The risk of getting melanoma can be reduced by avoiding direct exposure to UV rays, both natural and artificial. One of the ways is to use sunscreen and wear complete clothing that can protect the whole body when outdoors.
Melanoma Skin Cancer Symptoms
Melanoma skin cancer is generally characterized by the appearance of new moles that have abnormal characteristics or the presence of abnormal changes in old moles.
Normal moles are generally one color, round or oval in shape, and less than 6 millimeters in diameter. Meanwhile, melanoma usually has characteristics that are abbreviated ABCDE. Here is the explanation:
- A ( asymmetrical ) or asymmetric: melanoma has an irregular shape and cannot be equal if divided in two
- B ( border ) or edge: melanoma has an uneven and rough edge
- C ( color ) or color: melanoma usually consists of several colors, such as black, white brown, red gray or blue
- D ( diameter ) or midline: melanomas are usually larger than 6 millimeters in diameter
- E ( evolution ) or change: melanoma can come from an old mole that changes shape and size after some time, or becomes itchy and bleeds easily
Melanoma generally appears in parts of the body that are often exposed to sunlight, such as the face, hands, back and legs. However, melanoma can also appear in areas that are rarely exposed to sunlight, for example:
- The bottom of the nail
- Palms or feet
- Vulva (female genital area)
- Mucous membranes in the mouth, nose, esophagus, urinary tract, vagina and anus
When should you go to the doctor?

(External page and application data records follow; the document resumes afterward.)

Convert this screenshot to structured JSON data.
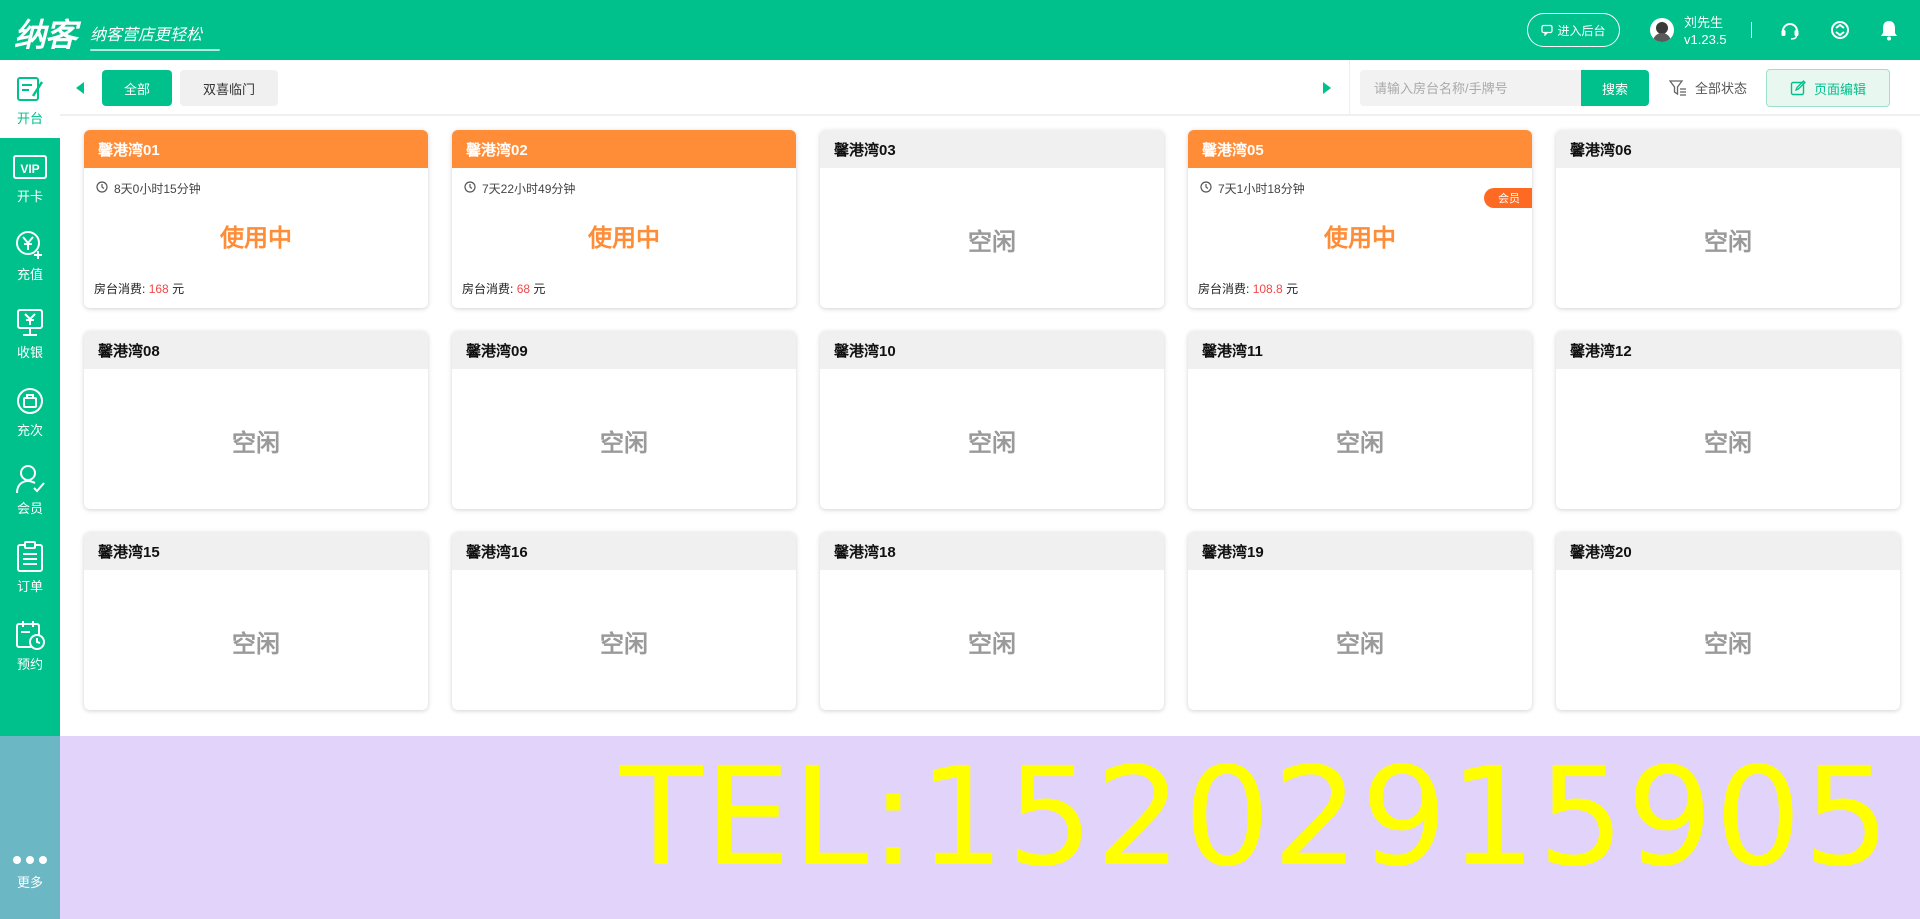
{
  "header": {
    "logo_text": "纳客",
    "slogan": "纳客营店更轻松",
    "enter_backend_label": "进入后台",
    "user_name": "刘先生",
    "version": "v1.23.5",
    "brand_color": "#00c08b"
  },
  "sidebar": {
    "items": [
      {
        "label": "开台",
        "icon": "open-table-icon"
      },
      {
        "label": "开卡",
        "icon": "vip-card-icon"
      },
      {
        "label": "充值",
        "icon": "recharge-icon"
      },
      {
        "label": "收银",
        "icon": "cashier-icon"
      },
      {
        "label": "充次",
        "icon": "recharge-count-icon"
      },
      {
        "label": "会员",
        "icon": "member-icon"
      },
      {
        "label": "订单",
        "icon": "order-icon"
      },
      {
        "label": "预约",
        "icon": "reservation-icon"
      }
    ],
    "more_label": "更多"
  },
  "toolbar": {
    "tabs": [
      {
        "label": "全部"
      },
      {
        "label": "双喜临门"
      }
    ],
    "search_placeholder": "请输入房台名称/手牌号",
    "search_label": "搜索",
    "filter_label": "全部状态",
    "edit_label": "页面编辑"
  },
  "card_fee_label": "房台消费:",
  "card_fee_unit": "元",
  "rooms": [
    {
      "name": "馨港湾01",
      "busy": true,
      "time": "8天0小时15分钟",
      "status": "使用中",
      "fee": "168"
    },
    {
      "name": "馨港湾02",
      "busy": true,
      "time": "7天22小时49分钟",
      "status": "使用中",
      "fee": "68"
    },
    {
      "name": "馨港湾03",
      "busy": false,
      "status": "空闲"
    },
    {
      "name": "馨港湾05",
      "busy": true,
      "time": "7天1小时18分钟",
      "status": "使用中",
      "fee": "108.8",
      "badge": "会员"
    },
    {
      "name": "馨港湾06",
      "busy": false,
      "status": "空闲"
    },
    {
      "name": "馨港湾08",
      "busy": false,
      "status": "空闲"
    },
    {
      "name": "馨港湾09",
      "busy": false,
      "status": "空闲"
    },
    {
      "name": "馨港湾10",
      "busy": false,
      "status": "空闲"
    },
    {
      "name": "馨港湾11",
      "busy": false,
      "status": "空闲"
    },
    {
      "name": "馨港湾12",
      "busy": false,
      "status": "空闲"
    },
    {
      "name": "馨港湾15",
      "busy": false,
      "status": "空闲"
    },
    {
      "name": "馨港湾16",
      "busy": false,
      "status": "空闲"
    },
    {
      "name": "馨港湾18",
      "busy": false,
      "status": "空闲"
    },
    {
      "name": "馨港湾19",
      "busy": false,
      "status": "空闲"
    },
    {
      "name": "馨港湾20",
      "busy": false,
      "status": "空闲"
    }
  ],
  "banner": {
    "tel_text": "TEL:15202915905",
    "text_color": "#ffff00",
    "background": "#e2d3fb"
  },
  "colors": {
    "busy": "#ff8c37",
    "fee": "#f04848",
    "member_badge": "#ff6a22"
  }
}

Check with your doctor if you suspect there is a change in an old mole, especially if the mole bleeds or feels itchy. Also check yourself with a doctor if a new mole appears with an abnormal shape, according to the characteristics that have been mentioned above.
Melanoma Skin Cancer Prevention
The best way to prevent melanoma skin cancer is to avoid exposure to ultraviolet rays for a long time on the skin. This is important, especially for people with a history of melanoma or other skin cancer, to help prevent the recurrence of melanoma skin cancer that has been treated.
Here are ways to avoid excessive UV exposure:
Avoid exposure to sunlight
Avoid direct sunlight, especially during the heat (between 10.00-14.00). At that time, try to stay in a shady place, wear clothes that cover the whole, and use sunscreen .
Use sunscreen with an SPF of 30 or more. Make sure the sunscreen matches your skin type and can protect the skin from ultraviolet A (UVA) and ultraviolet B (UVB) radiation.
The use of sunscreen is recommended to be done every 2 hours, or every 1 hour if used while swimming or sweating.
Wear protective clothing
Wear clothing that protects the entire body, such as long-sleeved shirts and hats, before you are active outdoors during the day. If necessary, use sunglasses to protect the eyes and the surroundings.
Avoid artificial ultraviolet rays
Avoid artificial ultraviolet rays such as those found in tanning procedures to darken the skin. This procedure can increase the risk of skin damage and the development of melanoma skin cancer.
In addition to avoiding exposure to UV rays, be aware of changes in moles if you have moles. Be sure to do self-examination of moles regularly. If you see a change in the shape or color of the mole, consult and check with a doctor.